Excerpts from an interface dataset:
- - -
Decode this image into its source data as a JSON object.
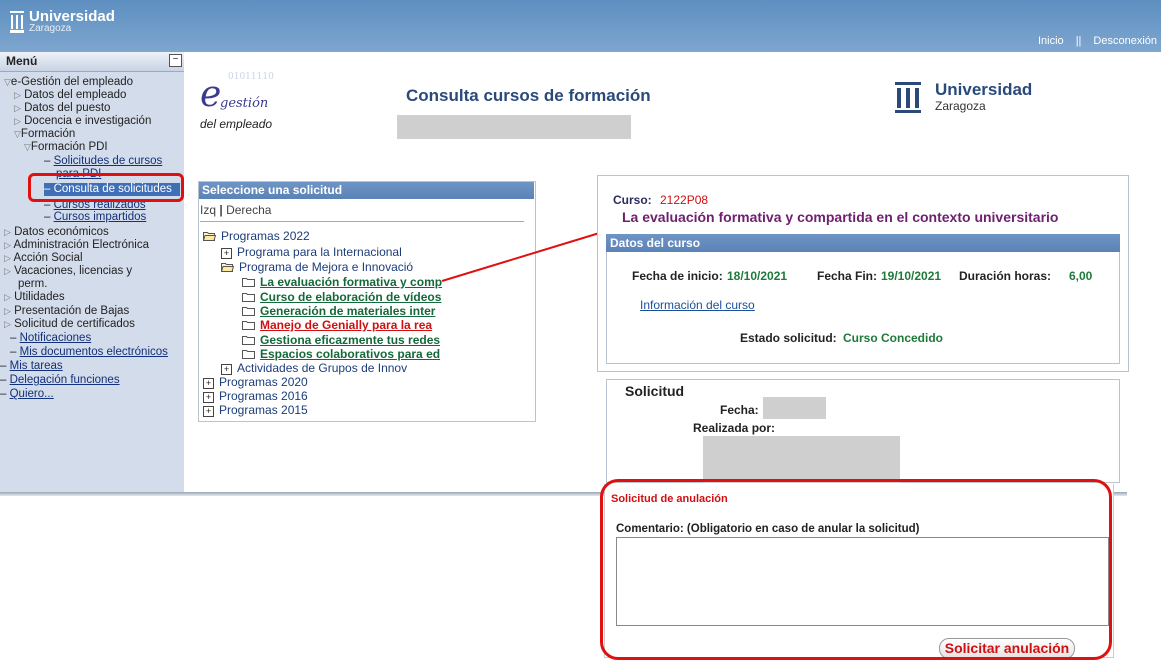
{
  "header": {
    "logo_name": "Universidad",
    "logo_sub": "Zaragoza",
    "nav": [
      "Inicio",
      "||",
      "Desconexión"
    ]
  },
  "menu": {
    "title": "Menú",
    "collapse_symbol": "−",
    "items": [
      {
        "label": "e-Gestión del empleado",
        "marker": "▽"
      },
      {
        "label": "Datos del empleado",
        "marker": "▷"
      },
      {
        "label": "Datos del puesto",
        "marker": "▷"
      },
      {
        "label": "Docencia e investigación",
        "marker": "▷"
      },
      {
        "label": "Formación",
        "marker": "▽"
      },
      {
        "label": "Formación PDI",
        "marker": "▽"
      },
      {
        "label": "Solicitudes de cursos",
        "marker": "–"
      },
      {
        "label": "para PDI",
        "marker": ""
      },
      {
        "label": "Consulta de solicitudes",
        "marker": "–"
      },
      {
        "label": "Cursos realizados",
        "marker": "–"
      },
      {
        "label": "Cursos impartidos",
        "marker": "–"
      },
      {
        "label": "Datos económicos",
        "marker": "▷"
      },
      {
        "label": "Administración Electrónica",
        "marker": "▷"
      },
      {
        "label": "Acción Social",
        "marker": "▷"
      },
      {
        "label": "Vacaciones, licencias y",
        "marker": "▷"
      },
      {
        "label": "perm.",
        "marker": ""
      },
      {
        "label": "Utilidades",
        "marker": "▷"
      },
      {
        "label": "Presentación de Bajas",
        "marker": "▷"
      },
      {
        "label": "Solicitud de certificados",
        "marker": "▷"
      },
      {
        "label": "Notificaciones",
        "marker": "–"
      },
      {
        "label": "Mis documentos electrónicos",
        "marker": "–"
      },
      {
        "label": "Mis tareas",
        "marker": "–"
      },
      {
        "label": "Delegación funciones",
        "marker": "–"
      },
      {
        "label": "Quiero...",
        "marker": "–"
      }
    ]
  },
  "egestion_logo": {
    "letter": "e",
    "word": "gestión",
    "sub": "del empleado",
    "digits": "01011110"
  },
  "page_title": "Consulta cursos de formación",
  "uz_logo": {
    "name": "Universidad",
    "sub": "Zaragoza"
  },
  "tree": {
    "header": "Seleccione una solicitud",
    "toggle_left": "Izq",
    "toggle_sep": "|",
    "toggle_right": "Derecha",
    "nodes": [
      {
        "label": "Programas 2022"
      },
      {
        "label": "Programa para la Internacional"
      },
      {
        "label": "Programa de Mejora e Innovació"
      },
      {
        "label": "La evaluación formativa y comp"
      },
      {
        "label": "Curso de elaboración de vídeos"
      },
      {
        "label": "Generación de materiales inter"
      },
      {
        "label": "Manejo de Genially para la rea"
      },
      {
        "label": "Gestiona eficazmente tus redes"
      },
      {
        "label": "Espacios colaborativos para ed"
      },
      {
        "label": "Actividades de Grupos de Innov"
      },
      {
        "label": "Programas 2020"
      },
      {
        "label": "Programas 2016"
      },
      {
        "label": "Programas 2015"
      }
    ]
  },
  "course": {
    "curso_label": "Curso:",
    "curso_code": "2122P08",
    "title": "La evaluación formativa y compartida en el contexto universitario",
    "datos_header": "Datos del curso",
    "fecha_inicio_label": "Fecha de inicio:",
    "fecha_inicio": "18/10/2021",
    "fecha_fin_label": "Fecha Fin:",
    "fecha_fin": "19/10/2021",
    "duracion_label": "Duración horas:",
    "duracion": "6,00",
    "info_link": "Información del curso",
    "estado_label": "Estado solicitud:",
    "estado": "Curso Concedido"
  },
  "solicitud": {
    "title": "Solicitud",
    "fecha_label": "Fecha:",
    "realizada_label": "Realizada por:"
  },
  "anulacion": {
    "title": "Solicitud de anulación",
    "comment_label": "Comentario: (Obligatorio en caso de anular la solicitud)",
    "comment_value": "",
    "button": "Solicitar anulación"
  },
  "colors": {
    "header_blue": "#6b9ac9",
    "menu_bg": "#d3dcea",
    "highlight_red": "#e01010",
    "value_green": "#1f7a3a",
    "title_purple": "#6e1f6e"
  }
}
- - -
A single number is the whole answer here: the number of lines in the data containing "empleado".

SOLUTION: 3